What this task involves:
Return every line of the data exactly as it appears.

(Dataset rows for apps and sites)
────────────────────
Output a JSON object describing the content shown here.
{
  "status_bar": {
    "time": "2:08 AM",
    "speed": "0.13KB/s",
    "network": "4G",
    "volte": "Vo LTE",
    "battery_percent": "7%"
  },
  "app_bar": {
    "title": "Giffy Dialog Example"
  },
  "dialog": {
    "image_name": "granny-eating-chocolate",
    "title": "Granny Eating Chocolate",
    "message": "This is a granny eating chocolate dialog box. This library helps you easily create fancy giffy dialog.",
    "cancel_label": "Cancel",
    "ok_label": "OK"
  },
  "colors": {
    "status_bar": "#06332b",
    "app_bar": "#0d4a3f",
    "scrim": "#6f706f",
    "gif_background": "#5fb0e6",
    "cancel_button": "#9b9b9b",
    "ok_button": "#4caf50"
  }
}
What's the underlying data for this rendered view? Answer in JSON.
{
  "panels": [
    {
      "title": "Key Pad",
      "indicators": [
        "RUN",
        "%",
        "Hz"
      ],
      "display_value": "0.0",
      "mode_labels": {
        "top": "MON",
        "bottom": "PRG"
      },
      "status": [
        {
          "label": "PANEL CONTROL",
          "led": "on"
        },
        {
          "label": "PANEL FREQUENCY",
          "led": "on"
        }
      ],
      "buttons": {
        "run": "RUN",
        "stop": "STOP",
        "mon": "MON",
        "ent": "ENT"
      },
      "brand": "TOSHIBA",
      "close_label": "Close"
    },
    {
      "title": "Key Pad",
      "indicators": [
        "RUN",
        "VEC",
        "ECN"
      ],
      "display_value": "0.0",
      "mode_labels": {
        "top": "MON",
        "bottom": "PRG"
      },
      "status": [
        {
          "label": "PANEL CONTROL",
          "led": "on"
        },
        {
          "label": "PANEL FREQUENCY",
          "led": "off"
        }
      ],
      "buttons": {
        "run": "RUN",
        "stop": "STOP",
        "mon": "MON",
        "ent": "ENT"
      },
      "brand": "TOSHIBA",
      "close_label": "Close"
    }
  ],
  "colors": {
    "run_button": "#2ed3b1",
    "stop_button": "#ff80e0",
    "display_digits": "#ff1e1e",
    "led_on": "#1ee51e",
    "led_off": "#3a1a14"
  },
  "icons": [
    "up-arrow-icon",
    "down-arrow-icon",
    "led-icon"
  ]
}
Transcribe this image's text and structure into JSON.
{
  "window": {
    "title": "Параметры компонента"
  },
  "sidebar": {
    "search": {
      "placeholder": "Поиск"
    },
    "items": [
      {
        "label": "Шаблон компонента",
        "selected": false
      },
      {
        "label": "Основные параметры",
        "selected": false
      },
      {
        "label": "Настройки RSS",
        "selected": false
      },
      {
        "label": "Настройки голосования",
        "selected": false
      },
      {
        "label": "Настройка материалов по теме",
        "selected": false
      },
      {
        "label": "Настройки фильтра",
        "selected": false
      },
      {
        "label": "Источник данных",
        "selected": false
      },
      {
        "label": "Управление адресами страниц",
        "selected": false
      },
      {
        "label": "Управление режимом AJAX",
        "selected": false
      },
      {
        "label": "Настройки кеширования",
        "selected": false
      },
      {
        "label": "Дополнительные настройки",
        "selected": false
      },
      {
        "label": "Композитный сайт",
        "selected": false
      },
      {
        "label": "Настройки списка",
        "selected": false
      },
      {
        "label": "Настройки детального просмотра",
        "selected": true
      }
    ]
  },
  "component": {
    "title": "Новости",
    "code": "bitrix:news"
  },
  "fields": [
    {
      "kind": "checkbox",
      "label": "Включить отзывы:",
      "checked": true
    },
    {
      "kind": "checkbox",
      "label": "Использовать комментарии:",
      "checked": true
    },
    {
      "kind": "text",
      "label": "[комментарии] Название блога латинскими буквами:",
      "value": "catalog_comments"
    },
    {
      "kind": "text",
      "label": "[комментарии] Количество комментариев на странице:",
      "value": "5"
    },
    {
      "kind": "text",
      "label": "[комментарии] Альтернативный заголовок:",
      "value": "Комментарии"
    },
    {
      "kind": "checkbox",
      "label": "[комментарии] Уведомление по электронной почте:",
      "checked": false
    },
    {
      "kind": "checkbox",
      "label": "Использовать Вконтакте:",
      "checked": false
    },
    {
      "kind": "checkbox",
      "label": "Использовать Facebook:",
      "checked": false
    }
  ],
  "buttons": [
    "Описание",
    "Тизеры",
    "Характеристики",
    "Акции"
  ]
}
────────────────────
Response:
Output a JSON object describing the content shown here.
{
  "status_bar": {
    "time": "2:08 AM",
    "speed": "0.13KB/s",
    "network": "4G",
    "volte": "Vo LTE",
    "battery_percent": "7%"
  },
  "app_bar": {
    "title": "Giffy Dialog Example"
  },
  "dialog": {
    "image_name": "granny-eating-chocolate",
    "title": "Granny Eating Chocolate",
    "message": "This is a granny eating chocolate dialog box. This library helps you easily create fancy giffy dialog.",
    "cancel_label": "Cancel",
    "ok_label": "OK"
  },
  "colors": {
    "status_bar": "#06332b",
    "app_bar": "#0d4a3f",
    "scrim": "#6f706f",
    "gif_background": "#5fb0e6",
    "cancel_button": "#9b9b9b",
    "ok_button": "#4caf50"
  }
}
What's the underlying data for this rendered view? Answer in JSON.
{
  "panels": [
    {
      "title": "Key Pad",
      "indicators": [
        "RUN",
        "%",
        "Hz"
      ],
      "display_value": "0.0",
      "mode_labels": {
        "top": "MON",
        "bottom": "PRG"
      },
      "status": [
        {
          "label": "PANEL CONTROL",
          "led": "on"
        },
        {
          "label": "PANEL FREQUENCY",
          "led": "on"
        }
      ],
      "buttons": {
        "run": "RUN",
        "stop": "STOP",
        "mon": "MON",
        "ent": "ENT"
      },
      "brand": "TOSHIBA",
      "close_label": "Close"
    },
    {
      "title": "Key Pad",
      "indicators": [
        "RUN",
        "VEC",
        "ECN"
      ],
      "display_value": "0.0",
      "mode_labels": {
        "top": "MON",
        "bottom": "PRG"
      },
      "status": [
        {
          "label": "PANEL CONTROL",
          "led": "on"
        },
        {
          "label": "PANEL FREQUENCY",
          "led": "off"
        }
      ],
      "buttons": {
        "run": "RUN",
        "stop": "STOP",
        "mon": "MON",
        "ent": "ENT"
      },
      "brand": "TOSHIBA",
      "close_label": "Close"
    }
  ],
  "colors": {
    "run_button": "#2ed3b1",
    "stop_button": "#ff80e0",
    "display_digits": "#ff1e1e",
    "led_on": "#1ee51e",
    "led_off": "#3a1a14"
  },
  "icons": [
    "up-arrow-icon",
    "down-arrow-icon",
    "led-icon"
  ]
}
Transcribe this image's text and structure into JSON.
{
  "window": {
    "title": "Параметры компонента"
  },
  "sidebar": {
    "search": {
      "placeholder": "Поиск"
    },
    "items": [
      {
        "label": "Шаблон компонента",
        "selected": false
      },
      {
        "label": "Основные параметры",
        "selected": false
      },
      {
        "label": "Настройки RSS",
        "selected": false
      },
      {
        "label": "Настройки голосования",
        "selected": false
      },
      {
        "label": "Настройка материалов по теме",
        "selected": false
      },
      {
        "label": "Настройки фильтра",
        "selected": false
      },
      {
        "label": "Источник данных",
        "selected": false
      },
      {
        "label": "Управление адресами страниц",
        "selected": false
      },
      {
        "label": "Управление режимом AJAX",
        "selected": false
      },
      {
        "label": "Настройки кеширования",
        "selected": false
      },
      {
        "label": "Дополнительные настройки",
        "selected": false
      },
      {
        "label": "Композитный сайт",
        "selected": false
      },
      {
        "label": "Настройки списка",
        "selected": false
      },
      {
        "label": "Настройки детального просмотра",
        "selected": true
      }
    ]
  },
  "component": {
    "title": "Новости",
    "code": "bitrix:news"
  },
  "fields": [
    {
      "kind": "checkbox",
      "label": "Включить отзывы:",
      "checked": true
    },
    {
      "kind": "checkbox",
      "label": "Использовать комментарии:",
      "checked": true
    },
    {
      "kind": "text",
      "label": "[комментарии] Название блога латинскими буквами:",
      "value": "catalog_comments"
    },
    {
      "kind": "text",
      "label": "[комментарии] Количество комментариев на странице:",
      "value": "5"
    },
    {
      "kind": "text",
      "label": "[комментарии] Альтернативный заголовок:",
      "value": "Комментарии"
    },
    {
      "kind": "checkbox",
      "label": "[комментарии] Уведомление по электронной почте:",
      "checked": false
    },
    {
      "kind": "checkbox",
      "label": "Использовать Вконтакте:",
      "checked": false
    },
    {
      "kind": "checkbox",
      "label": "Использовать Facebook:",
      "checked": false
    }
  ],
  "buttons": [
    "Описание",
    "Тизеры",
    "Характеристики",
    "Акции"
  ]
}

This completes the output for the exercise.